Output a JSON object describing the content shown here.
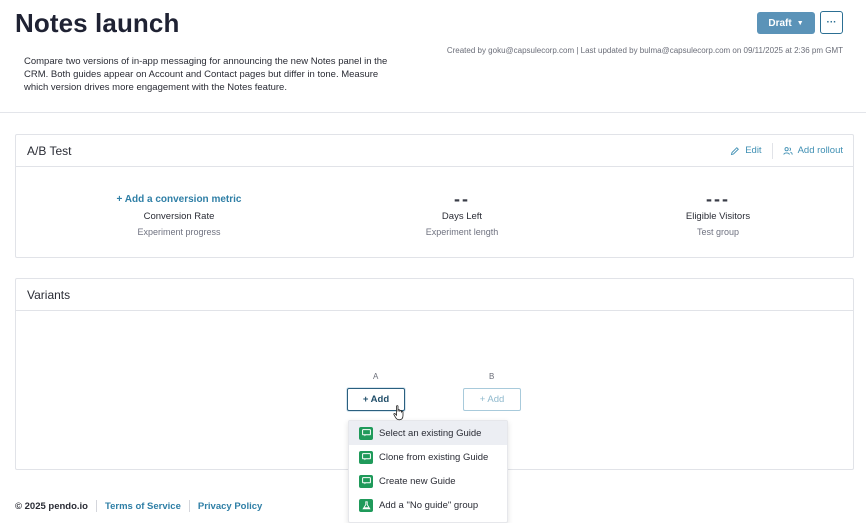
{
  "header": {
    "title": "Notes launch",
    "description": "Compare two versions of in-app messaging for announcing the new Notes panel in the CRM. Both guides appear on Account and Contact pages but differ in tone. Measure which version drives more engagement with the Notes feature.",
    "meta": "Created by goku@capsulecorp.com | Last updated by bulma@capsulecorp.com on 09/11/2025 at 2:36 pm GMT",
    "draft_label": "Draft",
    "more_label": "···"
  },
  "ab_test": {
    "title": "A/B Test",
    "edit_label": "Edit",
    "add_rollout_label": "Add rollout",
    "metrics": [
      {
        "top": "+ Add a conversion metric",
        "label": "Conversion Rate",
        "sub": "Experiment progress"
      },
      {
        "top": "--",
        "label": "Days Left",
        "sub": "Experiment length"
      },
      {
        "top": "---",
        "label": "Eligible Visitors",
        "sub": "Test group"
      }
    ]
  },
  "variants": {
    "title": "Variants",
    "items": [
      {
        "letter": "A",
        "add_label": "+ Add"
      },
      {
        "letter": "B",
        "add_label": "+ Add"
      }
    ]
  },
  "dropdown": {
    "items": [
      {
        "label": "Select an existing Guide",
        "icon": "guide-icon"
      },
      {
        "label": "Clone from existing Guide",
        "icon": "guide-icon"
      },
      {
        "label": "Create new Guide",
        "icon": "guide-icon"
      },
      {
        "label": "Add a \"No guide\" group",
        "icon": "flask-icon"
      }
    ]
  },
  "footer": {
    "copyright": "© 2025 pendo.io",
    "terms": "Terms of Service",
    "privacy": "Privacy Policy"
  },
  "colors": {
    "accent": "#2f7fa6",
    "draft_button": "#5b93b8",
    "guide_icon": "#1f9a5a"
  }
}
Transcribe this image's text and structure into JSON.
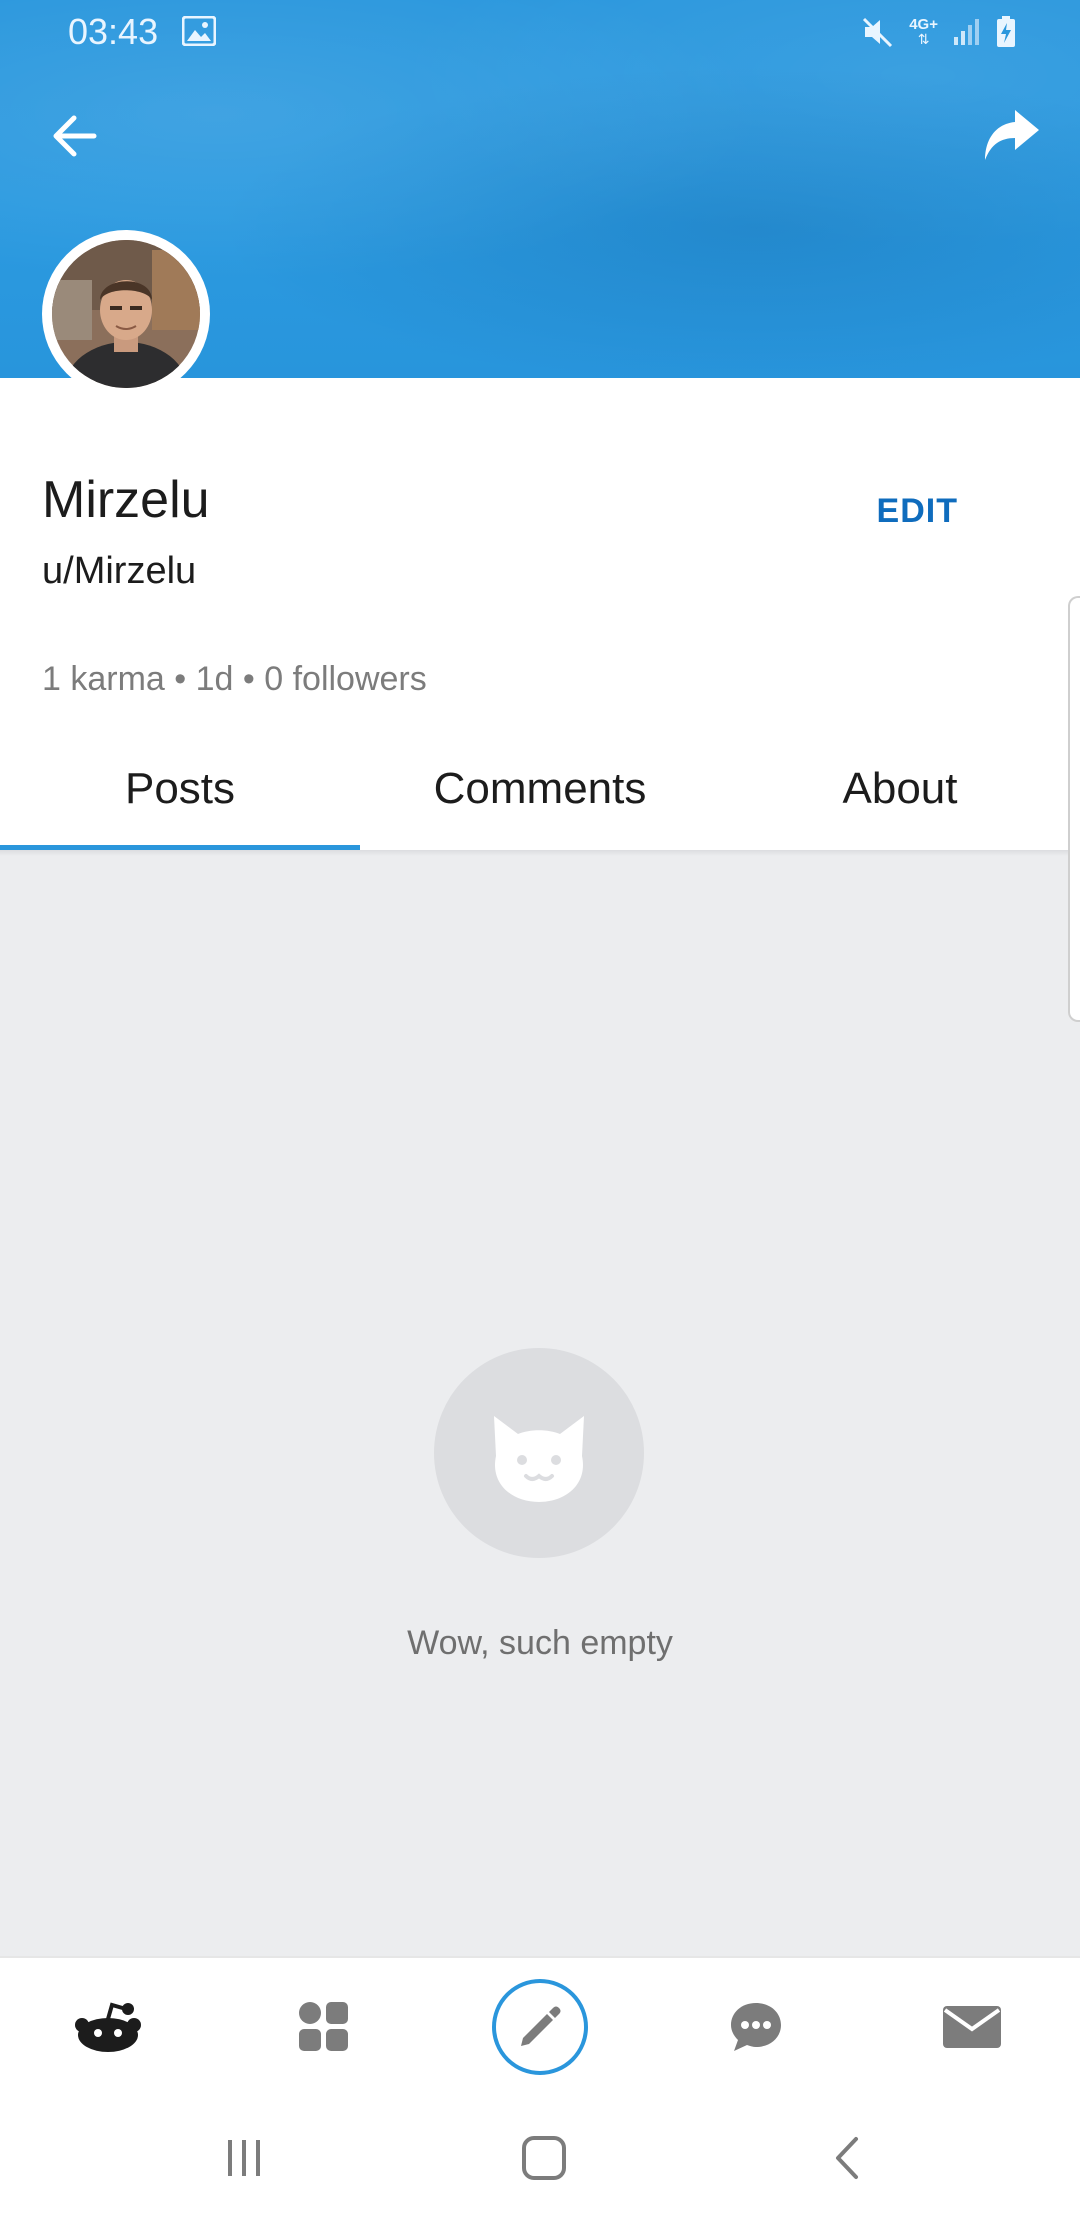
{
  "status_bar": {
    "time": "03:43",
    "network": "4G+",
    "icons": [
      "gallery-icon",
      "mute-icon",
      "signal-icon",
      "battery-charging-icon"
    ]
  },
  "header": {
    "back_icon": "arrow-left-icon",
    "share_icon": "share-arrow-icon",
    "banner_color": "#2a97dd"
  },
  "profile": {
    "display_name": "Mirzelu",
    "username": "u/Mirzelu",
    "edit_label": "EDIT",
    "stats": "1 karma • 1d • 0 followers"
  },
  "tabs": [
    {
      "label": "Posts",
      "active": true
    },
    {
      "label": "Comments",
      "active": false
    },
    {
      "label": "About",
      "active": false
    }
  ],
  "empty_state": {
    "icon": "cat-face-icon",
    "message": "Wow, such empty"
  },
  "bottom_nav": [
    {
      "name": "home",
      "icon": "reddit-snoo-icon"
    },
    {
      "name": "communities",
      "icon": "grid-shapes-icon"
    },
    {
      "name": "create",
      "icon": "pencil-icon"
    },
    {
      "name": "chat",
      "icon": "chat-bubble-icon"
    },
    {
      "name": "inbox",
      "icon": "envelope-icon"
    }
  ],
  "colors": {
    "accent": "#2a96dc",
    "edit_blue": "#0f6cbd",
    "content_bg": "#ecedef"
  }
}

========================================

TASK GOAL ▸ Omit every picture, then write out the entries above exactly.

ANSWER BOX ▸
Output a JSON object describing the content shown here.
{
  "header": {
    "title": "Notes launch",
    "description": "Compare two versions of in-app messaging for announcing the new Notes panel in the CRM. Both guides appear on Account and Contact pages but differ in tone. Measure which version drives more engagement with the Notes feature.",
    "meta": "Created by goku@capsulecorp.com | Last updated by bulma@capsulecorp.com on 09/11/2025 at 2:36 pm GMT",
    "draft_label": "Draft",
    "more_label": "···"
  },
  "ab_test": {
    "title": "A/B Test",
    "edit_label": "Edit",
    "add_rollout_label": "Add rollout",
    "metrics": [
      {
        "top": "+ Add a conversion metric",
        "label": "Conversion Rate",
        "sub": "Experiment progress"
      },
      {
        "top": "--",
        "label": "Days Left",
        "sub": "Experiment length"
      },
      {
        "top": "---",
        "label": "Eligible Visitors",
        "sub": "Test group"
      }
    ]
  },
  "variants": {
    "title": "Variants",
    "items": [
      {
        "letter": "A",
        "add_label": "+ Add"
      },
      {
        "letter": "B",
        "add_label": "+ Add"
      }
    ]
  },
  "dropdown": {
    "items": [
      {
        "label": "Select an existing Guide",
        "icon": "guide-icon"
      },
      {
        "label": "Clone from existing Guide",
        "icon": "guide-icon"
      },
      {
        "label": "Create new Guide",
        "icon": "guide-icon"
      },
      {
        "label": "Add a \"No guide\" group",
        "icon": "flask-icon"
      }
    ]
  },
  "footer": {
    "copyright": "© 2025 pendo.io",
    "terms": "Terms of Service",
    "privacy": "Privacy Policy"
  },
  "colors": {
    "accent": "#2f7fa6",
    "draft_button": "#5b93b8",
    "guide_icon": "#1f9a5a"
  }
}
Transcribe this image's text and structure into JSON.
{
  "status_bar": {
    "time": "03:43",
    "network": "4G+",
    "icons": [
      "gallery-icon",
      "mute-icon",
      "signal-icon",
      "battery-charging-icon"
    ]
  },
  "header": {
    "back_icon": "arrow-left-icon",
    "share_icon": "share-arrow-icon",
    "banner_color": "#2a97dd"
  },
  "profile": {
    "display_name": "Mirzelu",
    "username": "u/Mirzelu",
    "edit_label": "EDIT",
    "stats": "1 karma • 1d • 0 followers"
  },
  "tabs": [
    {
      "label": "Posts",
      "active": true
    },
    {
      "label": "Comments",
      "active": false
    },
    {
      "label": "About",
      "active": false
    }
  ],
  "empty_state": {
    "icon": "cat-face-icon",
    "message": "Wow, such empty"
  },
  "bottom_nav": [
    {
      "name": "home",
      "icon": "reddit-snoo-icon"
    },
    {
      "name": "communities",
      "icon": "grid-shapes-icon"
    },
    {
      "name": "create",
      "icon": "pencil-icon"
    },
    {
      "name": "chat",
      "icon": "chat-bubble-icon"
    },
    {
      "name": "inbox",
      "icon": "envelope-icon"
    }
  ],
  "colors": {
    "accent": "#2a96dc",
    "edit_blue": "#0f6cbd",
    "content_bg": "#ecedef"
  }
}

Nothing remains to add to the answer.